potager de pots: garden update 2
1000 words on making (and eating) the artichokes

Italian (American) Easter Cookies

Today I made a small batch of the Easter cookies, and made a couple changes just to experiment, and I like the result, so here you go way down below for the new recipe. My new method uses only butter, at a higher proportion. And I thinned the icing slightly more than usual besides making it egregiously bright, 🌈 so it soaked in a little and made the cookies look like Easter eggs. 

Italian (American) Easter Cookies, original version—this is culled together from an old yellowed piece of notebook paper, and some trials with various internet recipes. It's one of 4 or 5 recipes I should have asked my mother for, that I've been trying to conquer for a long time. 

Yield: 6 dozen. 

6 large eggs

1 cup oil (You can use half butter, but the recipe had oil written on it, and I'm certain actual Sicilians would use olive oil.)
2 cups sugar
2 tablespoons milk
2 tbs vanilla or 1 tbs anise flavoring (or combine vanilla with almond extract, which is what I prefer.)
6 cups flour
2 tbs baking powder
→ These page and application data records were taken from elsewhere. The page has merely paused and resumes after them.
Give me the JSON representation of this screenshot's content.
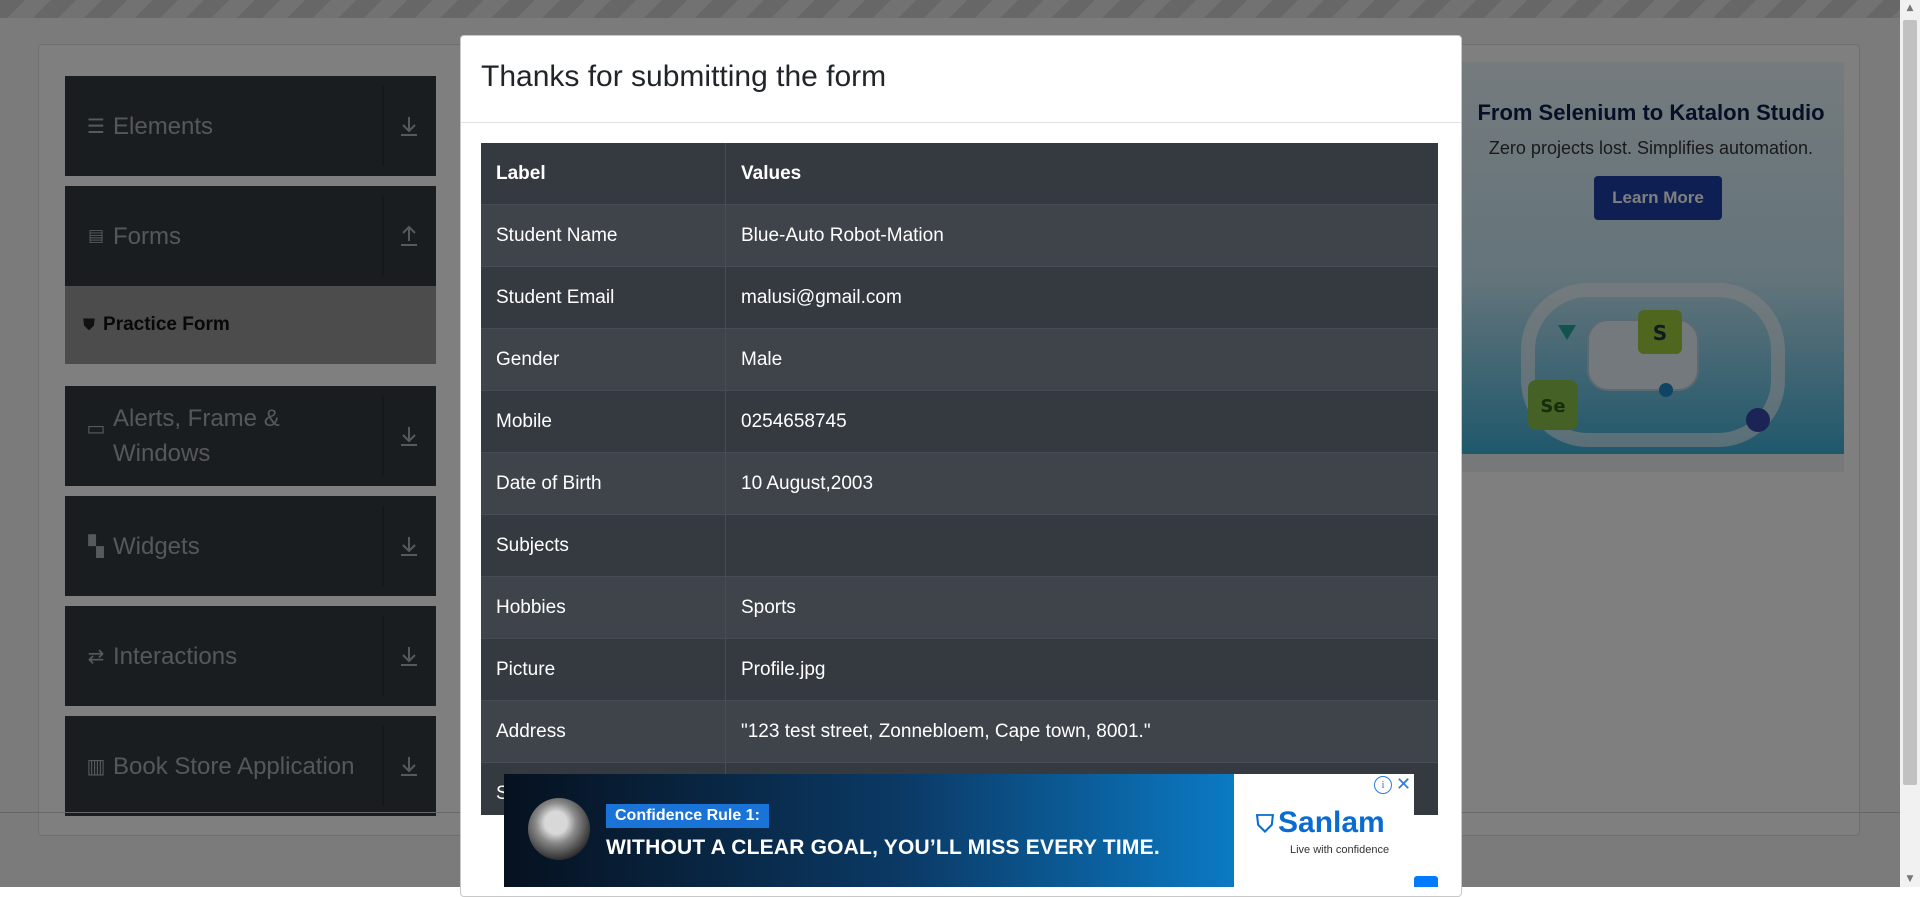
{
  "sidebar": {
    "groups": [
      {
        "label": "Elements",
        "icon": "hamburger-icon",
        "arrow": "download-icon"
      },
      {
        "label": "Forms",
        "icon": "document-icon",
        "arrow": "upload-icon"
      },
      {
        "label": "Alerts, Frame & Windows",
        "icon": "window-icon",
        "arrow": "download-icon"
      },
      {
        "label": "Widgets",
        "icon": "widgets-icon",
        "arrow": "download-icon"
      },
      {
        "label": "Interactions",
        "icon": "interactions-icon",
        "arrow": "download-icon"
      },
      {
        "label": "Book Store Application",
        "icon": "books-icon",
        "arrow": "download-icon"
      }
    ],
    "active_item": {
      "label": "Practice Form",
      "icon": "html5-icon"
    }
  },
  "side_ad": {
    "title": "From Selenium to Katalon Studio",
    "subtitle": "Zero projects lost. Simplifies automation.",
    "button": "Learn More"
  },
  "modal": {
    "title": "Thanks for submitting the form",
    "table": {
      "headers": [
        "Label",
        "Values"
      ],
      "rows": [
        [
          "Student Name",
          "Blue-Auto Robot-Mation"
        ],
        [
          "Student Email",
          "malusi@gmail.com"
        ],
        [
          "Gender",
          "Male"
        ],
        [
          "Mobile",
          "0254658745"
        ],
        [
          "Date of Birth",
          "10 August,2003"
        ],
        [
          "Subjects",
          ""
        ],
        [
          "Hobbies",
          "Sports"
        ],
        [
          "Picture",
          "Profile.jpg"
        ],
        [
          "Address",
          "\"123 test street, Zonnebloem, Cape town, 8001.\""
        ]
      ],
      "partial_row_label": "S"
    }
  },
  "bottom_ad": {
    "tag": "Confidence Rule 1:",
    "headline": "WITHOUT A CLEAR GOAL, YOU’LL MISS EVERY TIME.",
    "brand": "Sanlam",
    "brand_tagline": "Live with confidence",
    "info_glyph": "i",
    "close_glyph": "✕"
  },
  "colors": {
    "sidebar_bg": "#343a40",
    "table_odd": "#3e444a",
    "table_even": "#343a40",
    "overlay": "rgba(0,0,0,0.5)",
    "primary": "#007bff"
  }
}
4 cups powdered sugar
1/2 cup milk, add a little at a time to the powdered sugar, until it's thin enough to dip cookies in.
1 tablespoon lemon, almond, or anise flavoring (I mean, you should probably use the anise only if you used vanilla in the dough, but maybe you like anise a whole lot. And you could combine some vanilla and anise or vanilla and lemon for the dough; I just particularly like almond.)
A few drops of food coloring can be added to make Easter colors—just be sure to start with only 2-3 drops, then add more, one at a time until you have the color you like. 

Cream sugar and oil. Beat eggs until lemon-colored and foamy. Here is the de rigueur egg photo:
Combine with sugar mixture, milk and extract and beat until light. Sift dry ingredients together. Combine with egg mixture, and knead lightly on a floured surface, until the dough is smooth and easy to handle, then roll dough lightly into 1 inch balls. If you like, you can roll the balls into ropes about five inches long. Tie into loose knots or braid and place cookies one inch apart onto greased cookie sheets. Bake at 350 degrees until lightly browned, about 14 minutes. If you want more browning and don't plan to ice, you can brush the ropes or braids with egg yolk beaten with a wee bit of water.
Dip into icing when cool, and let dry on waxed paper. 

My grandma made these at Easter, and we each got a special one which was a braided circle with a colored hard-boiled egg placed in the center of it. She put a cross made of dough over the top, and cooked it in a slower oven. They are not very sweet, especially if you leave off the icing. They are perfect for coffee or tea, and improve the next day. 

Modified Easter Cookie Recipe

2 eggs
1/2 cup softened butter
2/3 cup sugar
1 tablespoon milk
2 tsp vanilla
2 cups flour
2 tsp baking powder

Follow procedure above, and use 1 1/2 cups powdered sugar and @3 tbs milk for the icing. This makes 24 cookie balls. Chill them for a few minutes before baking. 

Today I used only vanilla in the cookies, then made 2 cups of icing with 1/4 cup milk, divided it into 3 custard cups, then added 1/4 tsp anise extract to one, 1/4 tsp lemon extract to one, and about 1/2 tsp almond extract to the third. Then I added 2 drops of gel food coloring to each, but you might want just 1 drop if you don’t want bonkers bright colors. There was extra icing, so next time I make a small batch, I will use 1 1/2 cups of powdered sugar and about 3 tbs milk.